The world of music has seen its share of triumphs and tragedies, and the untimely death of Brent Mydland, the talented keyboardist of the Grateful Dead, remains a somber chapter in the band's history.
Brent Mydland, the accomplished keyboardist and vocalist best known for his tenure with the Grateful Dead, passed away on July 26, 1990. His death marked the end of an era for the iconic band and left a void in the hearts of fans who had come to appreciate his distinctive musical contributions.
In this article, we delve into the details surrounding Brent Mydland's death and the impact it had on the legendary rock band.
Who was Brent Mydland?
Before delving into the circumstances of his death, it's essential to appreciate Brent Mydland's musical journey. Born on October 21, 1952, in Munich, Germany, Mydland joined the Grateful Dead in 1979, bringing his exceptional keyboard skills and vocal prowess to the iconic band.
Mydland began playing music in elementary school while growing up in Concord, California. He joined Bobby and the Midnites with Bob Weir and jazz veterans Billy Cobham and Alphonso Johnson after graduating, playing with some ensembles and recording one album with Silver.
This resulted in an invitation to join the Dead in 1979, taking the place of Keith Godchaux, who had opted to depart. Mydland immediately rose to prominence in the Dead, playing a range of keyboards, including the Hammond organ and different synthesizers, and regularly singing.

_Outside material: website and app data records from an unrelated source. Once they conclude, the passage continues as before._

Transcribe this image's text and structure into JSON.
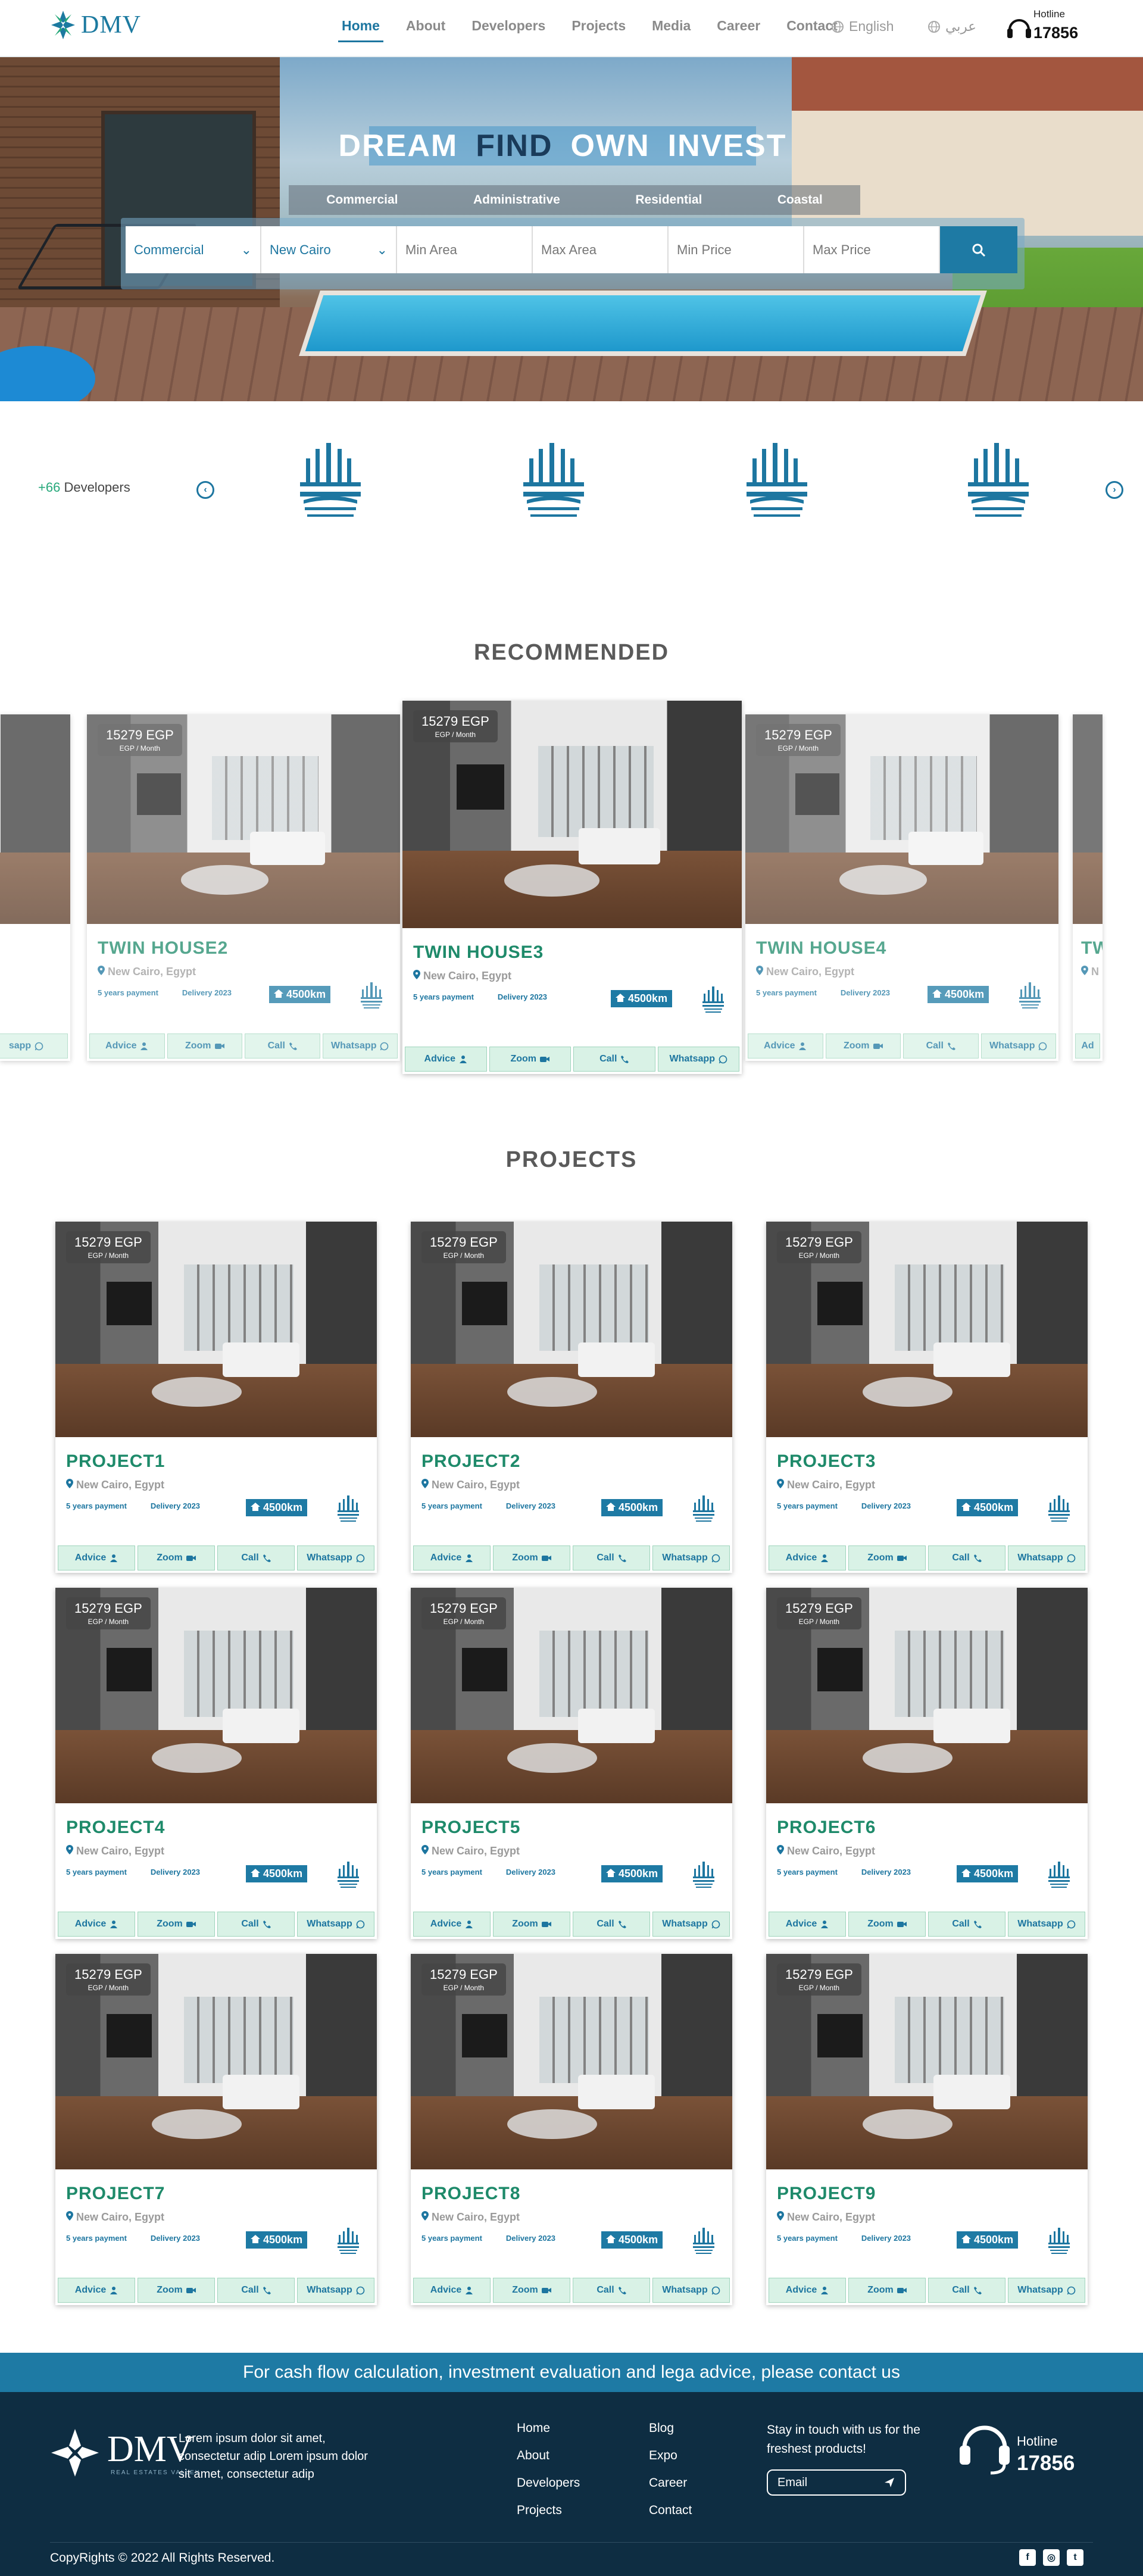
{
  "brand": {
    "name": "DMV",
    "tagline": "REAL ESTATES VALLEY"
  },
  "nav": {
    "items": [
      "Home",
      "About",
      "Developers",
      "Projects",
      "Media",
      "Career",
      "Contact"
    ],
    "active": "Home",
    "lang_en": "English",
    "lang_ar": "عربي",
    "hotline_label": "Hotline",
    "hotline_number": "17856"
  },
  "hero": {
    "headline": [
      "DREAM",
      "FIND",
      "OWN",
      "INVEST"
    ],
    "categories": [
      "Commercial",
      "Administrative",
      "Residential",
      "Coastal"
    ],
    "search": {
      "type": "Commercial",
      "location": "New Cairo",
      "min_area": "Min Area",
      "max_area": "Max Area",
      "min_price": "Min Price",
      "max_price": "Max Price"
    }
  },
  "developers": {
    "count": "+66",
    "label": "Developers"
  },
  "recommended": {
    "title": "RECOMMENDED",
    "cards": [
      {
        "title": "TWIN HOUSE2",
        "price": "15279 EGP",
        "unit": "EGP / Month",
        "location": "New Cairo, Egypt",
        "payment": "5 years payment",
        "delivery": "Delivery 2023",
        "distance": "4500km"
      },
      {
        "title": "TWIN HOUSE3",
        "price": "15279 EGP",
        "unit": "EGP / Month",
        "location": "New Cairo, Egypt",
        "payment": "5 years payment",
        "delivery": "Delivery 2023",
        "distance": "4500km"
      },
      {
        "title": "TWIN HOUSE4",
        "price": "15279 EGP",
        "unit": "EGP / Month",
        "location": "New Cairo, Egypt",
        "payment": "5 years payment",
        "delivery": "Delivery 2023",
        "distance": "4500km"
      }
    ],
    "peek_left_action": "sapp",
    "peek_right_title": "TW",
    "peek_right_loc": "N",
    "peek_right_action": "Ad"
  },
  "actions": {
    "advice": "Advice",
    "zoom": "Zoom",
    "call": "Call",
    "whatsapp": "Whatsapp"
  },
  "projects": {
    "title": "PROJECTS",
    "items": [
      {
        "title": "PROJECT1",
        "price": "15279 EGP",
        "unit": "EGP / Month",
        "location": "New Cairo, Egypt",
        "payment": "5 years payment",
        "delivery": "Delivery 2023",
        "distance": "4500km"
      },
      {
        "title": "PROJECT2",
        "price": "15279 EGP",
        "unit": "EGP / Month",
        "location": "New Cairo, Egypt",
        "payment": "5 years payment",
        "delivery": "Delivery 2023",
        "distance": "4500km"
      },
      {
        "title": "PROJECT3",
        "price": "15279 EGP",
        "unit": "EGP / Month",
        "location": "New Cairo, Egypt",
        "payment": "5 years payment",
        "delivery": "Delivery 2023",
        "distance": "4500km"
      },
      {
        "title": "PROJECT4",
        "price": "15279 EGP",
        "unit": "EGP / Month",
        "location": "New Cairo, Egypt",
        "payment": "5 years payment",
        "delivery": "Delivery 2023",
        "distance": "4500km"
      },
      {
        "title": "PROJECT5",
        "price": "15279 EGP",
        "unit": "EGP / Month",
        "location": "New Cairo, Egypt",
        "payment": "5 years payment",
        "delivery": "Delivery 2023",
        "distance": "4500km"
      },
      {
        "title": "PROJECT6",
        "price": "15279 EGP",
        "unit": "EGP / Month",
        "location": "New Cairo, Egypt",
        "payment": "5 years payment",
        "delivery": "Delivery 2023",
        "distance": "4500km"
      },
      {
        "title": "PROJECT7",
        "price": "15279 EGP",
        "unit": "EGP / Month",
        "location": "New Cairo, Egypt",
        "payment": "5 years payment",
        "delivery": "Delivery 2023",
        "distance": "4500km"
      },
      {
        "title": "PROJECT8",
        "price": "15279 EGP",
        "unit": "EGP / Month",
        "location": "New Cairo, Egypt",
        "payment": "5 years payment",
        "delivery": "Delivery 2023",
        "distance": "4500km"
      },
      {
        "title": "PROJECT9",
        "price": "15279 EGP",
        "unit": "EGP / Month",
        "location": "New Cairo, Egypt",
        "payment": "5 years payment",
        "delivery": "Delivery 2023",
        "distance": "4500km"
      }
    ]
  },
  "footer": {
    "cta": "For cash flow calculation, investment evaluation and lega advice, please contact us",
    "description": "Lorem ipsum dolor sit amet, consectetur adip Lorem ipsum dolor sit amet, consectetur adip",
    "links_col1": [
      "Home",
      "About",
      "Developers",
      "Projects"
    ],
    "links_col2": [
      "Blog",
      "Expo",
      "Career",
      "Contact"
    ],
    "stay": "Stay in touch with us for the freshest products!",
    "email_placeholder": "Email",
    "hotline_label": "Hotline",
    "hotline_number": "17856",
    "copyright": "CopyRights © 2022 All Rights Reserved.",
    "socials": [
      "facebook-icon",
      "instagram-icon",
      "twitter-icon"
    ]
  },
  "colors": {
    "primary": "#1e7aa4",
    "accent_green": "#1e8a6a",
    "footer_bg": "#0e2d42"
  }
}
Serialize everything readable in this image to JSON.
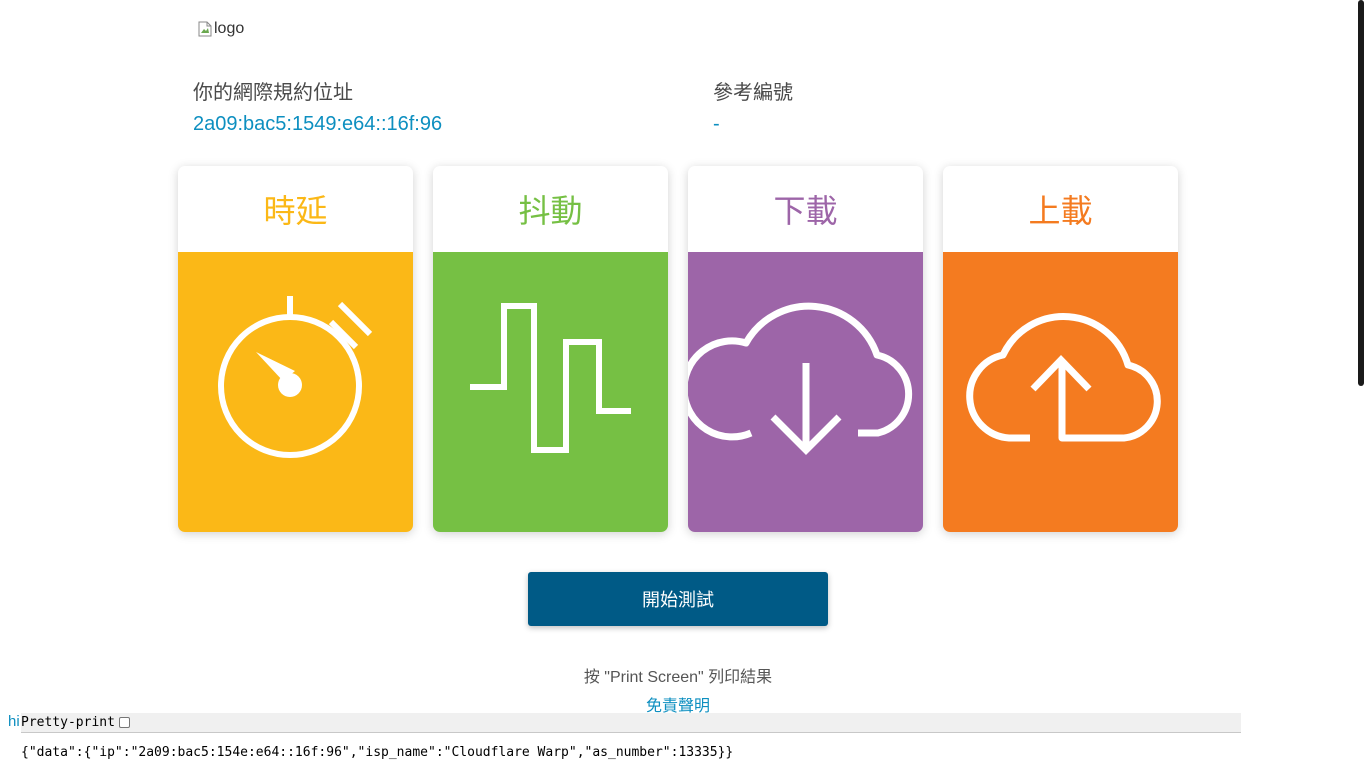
{
  "logo": {
    "alt_text": "logo"
  },
  "ip_section": {
    "label": "你的網際規約位址",
    "value": "2a09:bac5:1549:e64::16f:96"
  },
  "ref_section": {
    "label": "參考編號",
    "value": "-"
  },
  "cards": [
    {
      "title": "時延",
      "icon": "stopwatch-icon",
      "color": "#fbb817"
    },
    {
      "title": "抖動",
      "icon": "jitter-wave-icon",
      "color": "#76c044"
    },
    {
      "title": "下載",
      "icon": "cloud-download-icon",
      "color": "#9d65a8"
    },
    {
      "title": "上載",
      "icon": "cloud-upload-icon",
      "color": "#f47b20"
    }
  ],
  "start_button": {
    "label": "開始測試",
    "color": "#005a86"
  },
  "print_hint": "按 \"Print Screen\" 列印結果",
  "disclaimer": "免責聲明",
  "hi_link": "hi",
  "pretty_print": {
    "label": "Pretty-print",
    "checked": false
  },
  "json_text": "{\"data\":{\"ip\":\"2a09:bac5:154e:e64::16f:96\",\"isp_name\":\"Cloudflare Warp\",\"as_number\":13335}}"
}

He contributed to numerous tracks on the band's studio albums that were released when he was a member.
How did Brent Mydland Die?
Brent Mydland died on July 26, 1990, at his home in Lafayette, California, shortly after finishing the Grateful Dead's summer tour. According to an autopsy by the Contra Costa Coroner's office, Mydland died from acute cocaine and morphine intoxication.
According to Contra Costa County Coroner Richard Rainey, “Toxicology tests reveal lethal levels of morphine and cocaine in the blood,” a combination “commonly referred to as a speedball.'”
He was the third Dead keyboardist to die (after founding members Ron “Pigpen” McKernan in 1973 and Keith Godchaux in 1980); Garcia described Mydland's death as “crushing,” and it marked the end of an era in the band's history.
Mydland is buried at Oakmont Memorial Park in Lafayette, California.